Yeah, I had a birthday last week (or was it two weeks ago now?) but, while I’m slowing down with age, I’m also slowing down in my vehicle.

I drive a 2003 Toyota RAV4.  Three months ago, in addition to my RAV4, there was a 2003 Chevy S-10 truck and a 2000 Chevy Blazer sitting in our driveway.  Both Chevy vehicles got, on average, less than 20 miles to the gallon.  My RAV4 was averaging just at 24 MPG.

Lisa traded in her pickup for a 2008 Toyota Tacoma pickup — 4 cylinder, no 4WD, pretty basic, but a nice truck nonetheless.  She’s averaging high 20s for mileage.

Joe traded in his Blazer for a 2008 Toyota Corolla and is averaging low 30s for mileage.

Where once I had the most practical vehicle, mileage-wise, I now find myself with the one that performs the worse (yet mine still performs quite well).

I’ve recently gone on a campaign to try to improve my mileage and decided to start small.  I set my cruise control for the speed limit, and stay in the slow lane now on my morning and evening commute.  Yesterday, when I filled up, I found I had increased my mileage by 1.8 MPG.  Sure, it’s not a lot but it’s something.  It’s an additional 24 miles per tank of gas which is a round trip to work.

I’ve also been turning off the engine when I sit at the railroad tracks waiting for the freight trains to go by, and do the same while sitting in those long, long, long lines at the wholesale club’s gas station (where I got gas for $3.82/gallon yesterday).  In the old days, it took more gas to start the engine than to let it sit and idle, but with the technology in the engines these days, the opposite is true.  They say that now, if you’re going to idle more than ten seconds, to turn the engine off.  Of course, that’s not practical when you’re sitting at a traffic light or something like that but it’s certainly another way to conserve gas.

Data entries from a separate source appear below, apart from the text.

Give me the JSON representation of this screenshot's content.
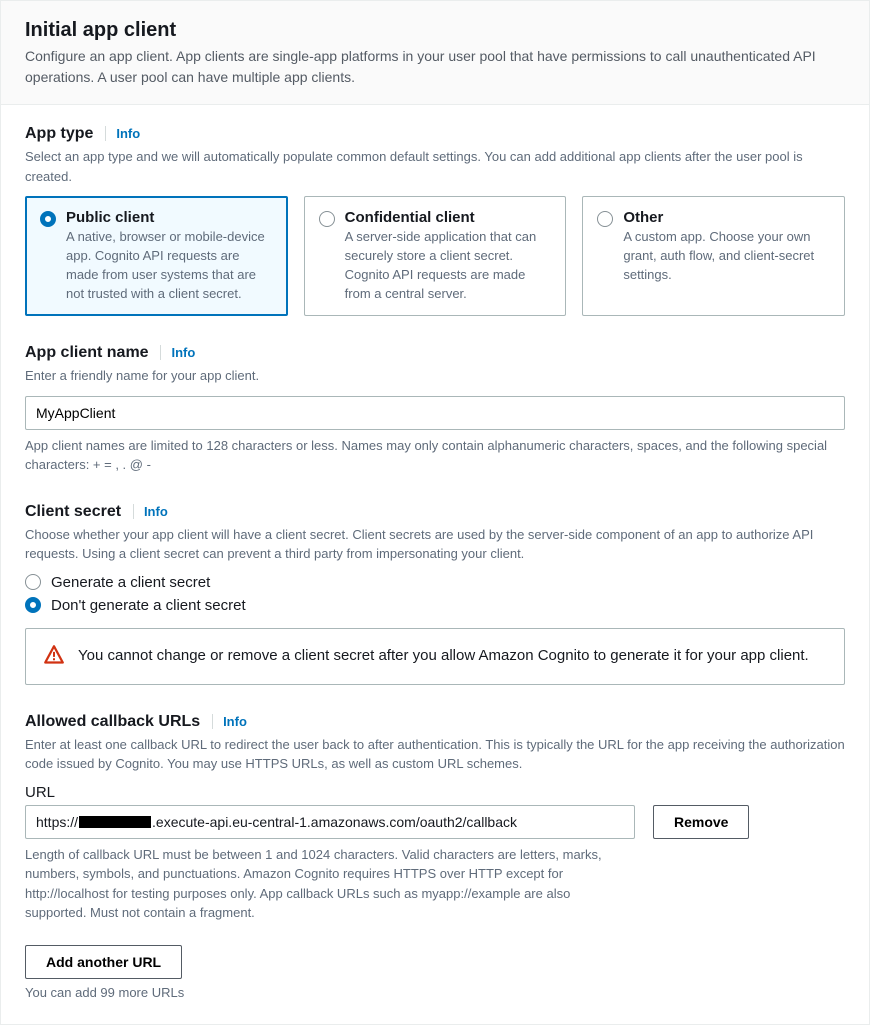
{
  "header": {
    "title": "Initial app client",
    "subtitle": "Configure an app client. App clients are single-app platforms in your user pool that have permissions to call unauthenticated API operations. A user pool can have multiple app clients."
  },
  "infoLabel": "Info",
  "appType": {
    "title": "App type",
    "helper": "Select an app type and we will automatically populate common default settings. You can add additional app clients after the user pool is created.",
    "tiles": [
      {
        "title": "Public client",
        "desc": "A native, browser or mobile-device app. Cognito API requests are made from user systems that are not trusted with a client secret.",
        "selected": true
      },
      {
        "title": "Confidential client",
        "desc": "A server-side application that can securely store a client secret. Cognito API requests are made from a central server.",
        "selected": false
      },
      {
        "title": "Other",
        "desc": "A custom app. Choose your own grant, auth flow, and client-secret settings.",
        "selected": false
      }
    ]
  },
  "appClientName": {
    "title": "App client name",
    "helper": "Enter a friendly name for your app client.",
    "value": "MyAppClient",
    "constraint": "App client names are limited to 128 characters or less. Names may only contain alphanumeric characters, spaces, and the following special characters: + = , . @ -"
  },
  "clientSecret": {
    "title": "Client secret",
    "helper": "Choose whether your app client will have a client secret. Client secrets are used by the server-side component of an app to authorize API requests. Using a client secret can prevent a third party from impersonating your client.",
    "options": [
      {
        "label": "Generate a client secret",
        "selected": false
      },
      {
        "label": "Don't generate a client secret",
        "selected": true
      }
    ],
    "warning": "You cannot change or remove a client secret after you allow Amazon Cognito to generate it for your app client."
  },
  "callbackUrls": {
    "title": "Allowed callback URLs",
    "helper": "Enter at least one callback URL to redirect the user back to after authentication. This is typically the URL for the app receiving the authorization code issued by Cognito. You may use HTTPS URLs, as well as custom URL schemes.",
    "fieldLabel": "URL",
    "url_prefix": "https://",
    "url_suffix": ".execute-api.eu-central-1.amazonaws.com/oauth2/callback",
    "removeLabel": "Remove",
    "constraint": "Length of callback URL must be between 1 and 1024 characters. Valid characters are letters, marks, numbers, symbols, and punctuations. Amazon Cognito requires HTTPS over HTTP except for http://localhost for testing purposes only. App callback URLs such as myapp://example are also supported. Must not contain a fragment.",
    "addLabel": "Add another URL",
    "addNote": "You can add 99 more URLs"
  }
}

Every little bit helps, right?

So what are you all paying for gas these days?  Without the discount club’s “discount” I’m seeing just about $4.02 around here.